Misunderstood, chaotic, just as the extraordinary life of the man it portrays. See this version, or the 2007 Revisited final cut. Forget about story structure hollywood conventions, forget about formulaic screenplay guidelines. Oliver Stone has crafted a journey through the oftentimes obscure and enigmatic life of this extraordinary man. The conquest of the spirit, the empires of the mind, the rise, the fall, the broken dreams, the love between men that can raise a city state, that is pure and excellent, the fear, betrayals, the greeks and macedonians, driven by wonder or by greed, towards the exploration of their known world, and the unknown ones.
Ignore the accents, the age discrepancies. Let narrative pull you in, Vangelis' score, Hopkins' narration, every single scene with Plummer's Aristotle, the accurate insights of Stone himself and Robin Lane Fox. Forget the criticism. Every scene between Philip (Val Kilmer) and young Alexander will fill you up with empathy, tenderness and foreboding dread simultanously. The inevitability of fate, the caves at Pella, the taming of Bucefalus, the ashes of the titans and the "mortal" men, the Hindu Kush, Ptolemy's warnings at the foot of the Caucasus, the undying love of Bagoas.

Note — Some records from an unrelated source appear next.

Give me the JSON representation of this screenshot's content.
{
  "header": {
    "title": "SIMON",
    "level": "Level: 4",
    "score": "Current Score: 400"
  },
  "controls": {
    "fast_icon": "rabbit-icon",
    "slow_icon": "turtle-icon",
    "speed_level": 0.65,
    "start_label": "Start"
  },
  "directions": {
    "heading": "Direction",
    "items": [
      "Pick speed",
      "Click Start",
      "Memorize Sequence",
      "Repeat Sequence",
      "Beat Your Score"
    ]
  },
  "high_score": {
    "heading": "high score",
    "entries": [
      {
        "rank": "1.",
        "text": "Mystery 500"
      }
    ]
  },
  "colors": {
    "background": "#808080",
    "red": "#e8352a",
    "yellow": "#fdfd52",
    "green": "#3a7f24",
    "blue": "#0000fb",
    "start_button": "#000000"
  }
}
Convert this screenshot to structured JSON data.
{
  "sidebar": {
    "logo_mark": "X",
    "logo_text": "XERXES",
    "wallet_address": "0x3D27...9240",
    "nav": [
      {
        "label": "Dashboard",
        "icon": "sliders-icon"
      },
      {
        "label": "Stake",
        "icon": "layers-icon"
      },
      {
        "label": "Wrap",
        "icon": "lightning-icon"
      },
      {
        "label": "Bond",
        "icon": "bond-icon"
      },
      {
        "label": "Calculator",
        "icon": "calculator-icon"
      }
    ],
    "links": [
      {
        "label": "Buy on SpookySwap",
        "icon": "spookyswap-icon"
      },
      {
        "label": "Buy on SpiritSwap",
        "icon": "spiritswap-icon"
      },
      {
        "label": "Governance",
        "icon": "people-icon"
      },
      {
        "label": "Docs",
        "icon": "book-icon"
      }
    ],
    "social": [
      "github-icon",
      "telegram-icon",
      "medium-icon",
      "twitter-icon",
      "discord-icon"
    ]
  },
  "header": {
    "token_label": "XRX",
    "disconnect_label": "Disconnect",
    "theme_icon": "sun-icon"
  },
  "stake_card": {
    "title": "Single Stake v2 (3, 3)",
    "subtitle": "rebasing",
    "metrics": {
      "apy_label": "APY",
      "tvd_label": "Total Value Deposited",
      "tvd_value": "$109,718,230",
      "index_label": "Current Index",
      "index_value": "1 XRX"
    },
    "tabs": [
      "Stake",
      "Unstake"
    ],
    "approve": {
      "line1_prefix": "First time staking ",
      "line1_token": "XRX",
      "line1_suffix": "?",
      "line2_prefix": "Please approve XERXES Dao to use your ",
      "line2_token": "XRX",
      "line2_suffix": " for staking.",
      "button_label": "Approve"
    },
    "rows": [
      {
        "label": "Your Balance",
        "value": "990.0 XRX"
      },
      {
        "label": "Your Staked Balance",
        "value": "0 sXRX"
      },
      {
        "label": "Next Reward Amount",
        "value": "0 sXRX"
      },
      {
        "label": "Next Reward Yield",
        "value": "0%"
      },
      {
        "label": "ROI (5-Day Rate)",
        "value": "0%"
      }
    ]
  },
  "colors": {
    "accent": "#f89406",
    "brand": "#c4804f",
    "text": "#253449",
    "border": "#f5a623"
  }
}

This is historic cinema at its most thoroughly researched, yet at its most exquisite and poetic.
Be swept away.